New App Could Help Reduce Opioid Abuse

By McCarton Ackerman 06/22/15

Patients will soon be able to track their pain and medication use, as well as share that information with their doctor.

woman using smartphone.jpg

Suffering from chronic pain and worried about abusing opioid painkillers? A new soon-to-be-released app can help manage both.

The pain specialists at Brigham and Women’s Hospital in Belmont, Mass., are developing a smartphone app that could help reduce opioid use among chronic pain sufferers. It’s currently being tested on both cancer and non-cancer patients, but will soon be available for everyone on iPhone and Android phones.

Robert Jamison, PhD, chief psychologist at the Pain Management Center at Brigham and Women’s Hospital, said the app will track pain data among patients and save it to their records. It will also “track patients’ use of medications, side effects, [and] improvement in pain in activity,” allowing doctors to better assess any potential risks for opioid abuse.

The app will also provide information for these patients about how to relax and reduce overall stress. Users will also receive regular messages of encouragement as their opioid use is reduced or regulated, while offering suggestions if it appears they are going through a difficult patch in their chronic pain.

“Patients will get a sense that someone is really watching and supporting them. We want to find out how much that will make a difference,” said Dr. Jamison. “We also want to see if this app will help keep people out of the ER and reduce their pain.”

Early signs from the 60 patients in the study appear encouraging. Each participant used the app for three months and was then given the opportunity to use it for another three months. So far, all of the patients have opted to continue using it.

Please read our comment policy. - The Fix

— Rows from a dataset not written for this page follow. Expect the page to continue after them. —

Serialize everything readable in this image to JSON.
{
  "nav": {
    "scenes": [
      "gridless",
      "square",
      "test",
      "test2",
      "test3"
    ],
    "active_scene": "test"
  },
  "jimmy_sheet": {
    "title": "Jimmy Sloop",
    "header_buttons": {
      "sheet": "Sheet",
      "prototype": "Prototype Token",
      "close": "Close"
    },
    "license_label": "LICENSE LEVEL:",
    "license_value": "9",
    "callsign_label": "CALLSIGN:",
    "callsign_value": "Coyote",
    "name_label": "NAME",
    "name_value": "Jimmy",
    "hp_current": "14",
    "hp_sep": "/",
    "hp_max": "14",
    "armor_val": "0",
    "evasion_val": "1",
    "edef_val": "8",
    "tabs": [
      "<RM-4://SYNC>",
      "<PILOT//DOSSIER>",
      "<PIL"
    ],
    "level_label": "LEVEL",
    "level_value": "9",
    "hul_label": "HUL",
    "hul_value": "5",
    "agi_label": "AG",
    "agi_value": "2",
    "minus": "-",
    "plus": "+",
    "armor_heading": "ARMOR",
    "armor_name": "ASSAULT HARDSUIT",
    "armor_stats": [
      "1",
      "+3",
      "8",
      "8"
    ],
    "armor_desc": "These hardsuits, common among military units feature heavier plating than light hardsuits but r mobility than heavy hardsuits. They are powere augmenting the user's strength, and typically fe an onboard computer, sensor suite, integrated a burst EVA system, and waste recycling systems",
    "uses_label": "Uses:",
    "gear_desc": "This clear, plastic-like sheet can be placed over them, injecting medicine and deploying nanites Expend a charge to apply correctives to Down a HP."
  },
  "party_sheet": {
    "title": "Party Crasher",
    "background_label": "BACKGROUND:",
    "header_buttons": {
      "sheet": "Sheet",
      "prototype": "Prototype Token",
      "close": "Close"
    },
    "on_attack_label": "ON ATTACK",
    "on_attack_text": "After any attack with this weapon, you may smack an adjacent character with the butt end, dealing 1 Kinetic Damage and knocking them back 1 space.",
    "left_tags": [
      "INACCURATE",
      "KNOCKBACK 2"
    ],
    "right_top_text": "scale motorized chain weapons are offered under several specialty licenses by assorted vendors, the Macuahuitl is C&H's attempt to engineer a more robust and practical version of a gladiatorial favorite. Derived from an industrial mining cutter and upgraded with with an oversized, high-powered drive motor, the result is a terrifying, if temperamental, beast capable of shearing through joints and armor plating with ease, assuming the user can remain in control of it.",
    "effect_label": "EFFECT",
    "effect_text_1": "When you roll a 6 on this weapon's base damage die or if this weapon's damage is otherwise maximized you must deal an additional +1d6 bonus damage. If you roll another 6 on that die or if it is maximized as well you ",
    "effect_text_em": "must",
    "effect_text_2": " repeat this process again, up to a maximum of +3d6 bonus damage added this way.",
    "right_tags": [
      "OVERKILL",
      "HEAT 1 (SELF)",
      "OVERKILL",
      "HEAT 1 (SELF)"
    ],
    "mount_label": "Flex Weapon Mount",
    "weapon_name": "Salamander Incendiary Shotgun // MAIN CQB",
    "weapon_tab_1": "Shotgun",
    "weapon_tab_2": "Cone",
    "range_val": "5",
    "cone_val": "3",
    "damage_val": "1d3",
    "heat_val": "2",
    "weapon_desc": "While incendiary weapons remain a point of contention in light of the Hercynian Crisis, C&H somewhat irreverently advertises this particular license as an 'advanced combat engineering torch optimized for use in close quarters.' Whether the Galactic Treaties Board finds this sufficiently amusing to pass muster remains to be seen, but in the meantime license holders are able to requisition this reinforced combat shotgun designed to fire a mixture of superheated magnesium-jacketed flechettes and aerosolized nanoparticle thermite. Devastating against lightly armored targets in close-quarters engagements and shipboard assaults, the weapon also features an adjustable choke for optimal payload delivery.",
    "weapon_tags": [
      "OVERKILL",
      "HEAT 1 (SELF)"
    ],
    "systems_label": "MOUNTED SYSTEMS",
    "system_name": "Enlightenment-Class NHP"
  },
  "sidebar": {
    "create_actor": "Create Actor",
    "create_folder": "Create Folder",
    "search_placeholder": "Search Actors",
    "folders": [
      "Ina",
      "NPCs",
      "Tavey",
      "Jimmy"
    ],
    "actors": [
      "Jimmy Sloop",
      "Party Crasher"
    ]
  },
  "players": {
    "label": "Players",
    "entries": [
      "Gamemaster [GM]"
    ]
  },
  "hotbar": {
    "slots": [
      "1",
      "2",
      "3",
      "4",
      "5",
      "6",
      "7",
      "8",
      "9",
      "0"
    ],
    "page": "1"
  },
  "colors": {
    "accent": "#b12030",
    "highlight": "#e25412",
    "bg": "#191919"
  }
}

McCarton Ackerman is a freelance writer and editor living in Portland, Oregon. He has been a contributor for The Fix since October 2011, writing on a wide range of topics ranging from medical marijuana in Colorado to the world's sexiest drug smugglers. Follow him on Linkedin and Twitter.